**DATA TO EXAMINE**
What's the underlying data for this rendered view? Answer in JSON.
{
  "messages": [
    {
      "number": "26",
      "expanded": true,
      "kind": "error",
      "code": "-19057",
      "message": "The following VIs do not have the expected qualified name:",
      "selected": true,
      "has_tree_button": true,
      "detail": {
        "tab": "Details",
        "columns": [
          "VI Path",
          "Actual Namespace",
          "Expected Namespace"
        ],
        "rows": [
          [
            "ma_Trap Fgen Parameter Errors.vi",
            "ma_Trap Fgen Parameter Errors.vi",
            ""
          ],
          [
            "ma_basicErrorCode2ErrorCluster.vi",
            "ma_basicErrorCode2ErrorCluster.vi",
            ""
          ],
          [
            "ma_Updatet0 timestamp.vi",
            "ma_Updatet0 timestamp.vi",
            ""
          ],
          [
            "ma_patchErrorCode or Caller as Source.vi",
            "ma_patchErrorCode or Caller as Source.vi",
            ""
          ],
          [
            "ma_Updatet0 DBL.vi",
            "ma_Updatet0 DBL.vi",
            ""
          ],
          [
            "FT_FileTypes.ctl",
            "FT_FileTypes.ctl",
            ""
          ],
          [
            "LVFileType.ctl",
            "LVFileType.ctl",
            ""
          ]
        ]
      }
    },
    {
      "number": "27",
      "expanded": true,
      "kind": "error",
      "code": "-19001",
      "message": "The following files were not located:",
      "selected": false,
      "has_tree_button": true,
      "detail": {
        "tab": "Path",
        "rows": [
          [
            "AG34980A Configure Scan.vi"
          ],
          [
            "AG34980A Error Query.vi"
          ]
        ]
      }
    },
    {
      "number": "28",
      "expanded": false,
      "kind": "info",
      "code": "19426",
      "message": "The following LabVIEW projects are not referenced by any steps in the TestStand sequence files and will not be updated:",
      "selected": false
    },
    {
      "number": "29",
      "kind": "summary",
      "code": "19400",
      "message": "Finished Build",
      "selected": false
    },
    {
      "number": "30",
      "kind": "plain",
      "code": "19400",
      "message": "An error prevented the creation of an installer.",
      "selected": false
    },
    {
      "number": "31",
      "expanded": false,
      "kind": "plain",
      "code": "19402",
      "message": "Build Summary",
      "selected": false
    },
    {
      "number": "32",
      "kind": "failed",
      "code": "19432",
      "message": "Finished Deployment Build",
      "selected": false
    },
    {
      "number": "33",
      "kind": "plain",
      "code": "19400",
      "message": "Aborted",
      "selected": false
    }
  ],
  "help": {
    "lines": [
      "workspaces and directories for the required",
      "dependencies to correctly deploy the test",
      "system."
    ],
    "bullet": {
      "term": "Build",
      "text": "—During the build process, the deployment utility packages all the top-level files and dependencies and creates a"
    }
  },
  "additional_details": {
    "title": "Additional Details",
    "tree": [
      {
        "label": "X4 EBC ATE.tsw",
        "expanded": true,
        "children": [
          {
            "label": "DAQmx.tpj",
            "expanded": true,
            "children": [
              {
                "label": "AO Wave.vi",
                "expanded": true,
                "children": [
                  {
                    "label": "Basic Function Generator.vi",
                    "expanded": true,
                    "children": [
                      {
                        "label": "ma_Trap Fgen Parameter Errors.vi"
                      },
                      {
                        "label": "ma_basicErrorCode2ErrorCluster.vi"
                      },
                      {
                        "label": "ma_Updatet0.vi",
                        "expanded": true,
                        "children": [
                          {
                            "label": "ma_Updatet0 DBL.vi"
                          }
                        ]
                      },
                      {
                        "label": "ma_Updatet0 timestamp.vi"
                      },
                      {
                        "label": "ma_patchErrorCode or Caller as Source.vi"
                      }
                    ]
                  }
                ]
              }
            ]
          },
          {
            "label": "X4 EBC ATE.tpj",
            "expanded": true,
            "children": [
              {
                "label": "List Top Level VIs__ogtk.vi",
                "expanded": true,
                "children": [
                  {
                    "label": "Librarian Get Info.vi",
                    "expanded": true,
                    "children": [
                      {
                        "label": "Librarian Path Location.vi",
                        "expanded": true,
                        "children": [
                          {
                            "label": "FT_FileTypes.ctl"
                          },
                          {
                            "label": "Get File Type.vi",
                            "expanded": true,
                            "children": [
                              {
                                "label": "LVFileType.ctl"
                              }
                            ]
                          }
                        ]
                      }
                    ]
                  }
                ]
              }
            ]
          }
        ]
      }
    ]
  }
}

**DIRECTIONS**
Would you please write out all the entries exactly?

**WRITTEN ANSWER**
What's the underlying data for this rendered view? Answer in JSON.
{
  "messages": [
    {
      "number": "26",
      "expanded": true,
      "kind": "error",
      "code": "-19057",
      "message": "The following VIs do not have the expected qualified name:",
      "selected": true,
      "has_tree_button": true,
      "detail": {
        "tab": "Details",
        "columns": [
          "VI Path",
          "Actual Namespace",
          "Expected Namespace"
        ],
        "rows": [
          [
            "ma_Trap Fgen Parameter Errors.vi",
            "ma_Trap Fgen Parameter Errors.vi",
            ""
          ],
          [
            "ma_basicErrorCode2ErrorCluster.vi",
            "ma_basicErrorCode2ErrorCluster.vi",
            ""
          ],
          [
            "ma_Updatet0 timestamp.vi",
            "ma_Updatet0 timestamp.vi",
            ""
          ],
          [
            "ma_patchErrorCode or Caller as Source.vi",
            "ma_patchErrorCode or Caller as Source.vi",
            ""
          ],
          [
            "ma_Updatet0 DBL.vi",
            "ma_Updatet0 DBL.vi",
            ""
          ],
          [
            "FT_FileTypes.ctl",
            "FT_FileTypes.ctl",
            ""
          ],
          [
            "LVFileType.ctl",
            "LVFileType.ctl",
            ""
          ]
        ]
      }
    },
    {
      "number": "27",
      "expanded": true,
      "kind": "error",
      "code": "-19001",
      "message": "The following files were not located:",
      "selected": false,
      "has_tree_button": true,
      "detail": {
        "tab": "Path",
        "rows": [
          [
            "AG34980A Configure Scan.vi"
          ],
          [
            "AG34980A Error Query.vi"
          ]
        ]
      }
    },
    {
      "number": "28",
      "expanded": false,
      "kind": "info",
      "code": "19426",
      "message": "The following LabVIEW projects are not referenced by any steps in the TestStand sequence files and will not be updated:",
      "selected": false
    },
    {
      "number": "29",
      "kind": "summary",
      "code": "19400",
      "message": "Finished Build",
      "selected": false
    },
    {
      "number": "30",
      "kind": "plain",
      "code": "19400",
      "message": "An error prevented the creation of an installer.",
      "selected": false
    },
    {
      "number": "31",
      "expanded": false,
      "kind": "plain",
      "code": "19402",
      "message": "Build Summary",
      "selected": false
    },
    {
      "number": "32",
      "kind": "failed",
      "code": "19432",
      "message": "Finished Deployment Build",
      "selected": false
    },
    {
      "number": "33",
      "kind": "plain",
      "code": "19400",
      "message": "Aborted",
      "selected": false
    }
  ],
  "help": {
    "lines": [
      "workspaces and directories for the required",
      "dependencies to correctly deploy the test",
      "system."
    ],
    "bullet": {
      "term": "Build",
      "text": "—During the build process, the deployment utility packages all the top-level files and dependencies and creates a"
    }
  },
  "additional_details": {
    "title": "Additional Details",
    "tree": [
      {
        "label": "X4 EBC ATE.tsw",
        "expanded": true,
        "children": [
          {
            "label": "DAQmx.tpj",
            "expanded": true,
            "children": [
              {
                "label": "AO Wave.vi",
                "expanded": true,
                "children": [
                  {
                    "label": "Basic Function Generator.vi",
                    "expanded": true,
                    "children": [
                      {
                        "label": "ma_Trap Fgen Parameter Errors.vi"
                      },
                      {
                        "label": "ma_basicErrorCode2ErrorCluster.vi"
                      },
                      {
                        "label": "ma_Updatet0.vi",
                        "expanded": true,
                        "children": [
                          {
                            "label": "ma_Updatet0 DBL.vi"
                          }
                        ]
                      },
                      {
                        "label": "ma_Updatet0 timestamp.vi"
                      },
                      {
                        "label": "ma_patchErrorCode or Caller as Source.vi"
                      }
                    ]
                  }
                ]
              }
            ]
          },
          {
            "label": "X4 EBC ATE.tpj",
            "expanded": true,
            "children": [
              {
                "label": "List Top Level VIs__ogtk.vi",
                "expanded": true,
                "children": [
                  {
                    "label": "Librarian Get Info.vi",
                    "expanded": true,
                    "children": [
                      {
                        "label": "Librarian Path Location.vi",
                        "expanded": true,
                        "children": [
                          {
                            "label": "FT_FileTypes.ctl"
                          },
                          {
                            "label": "Get File Type.vi",
                            "expanded": true,
                            "children": [
                              {
                                "label": "LVFileType.ctl"
                              }
                            ]
                          }
                        ]
                      }
                    ]
                  }
                ]
              }
            ]
          }
        ]
      }
    ]
  }
}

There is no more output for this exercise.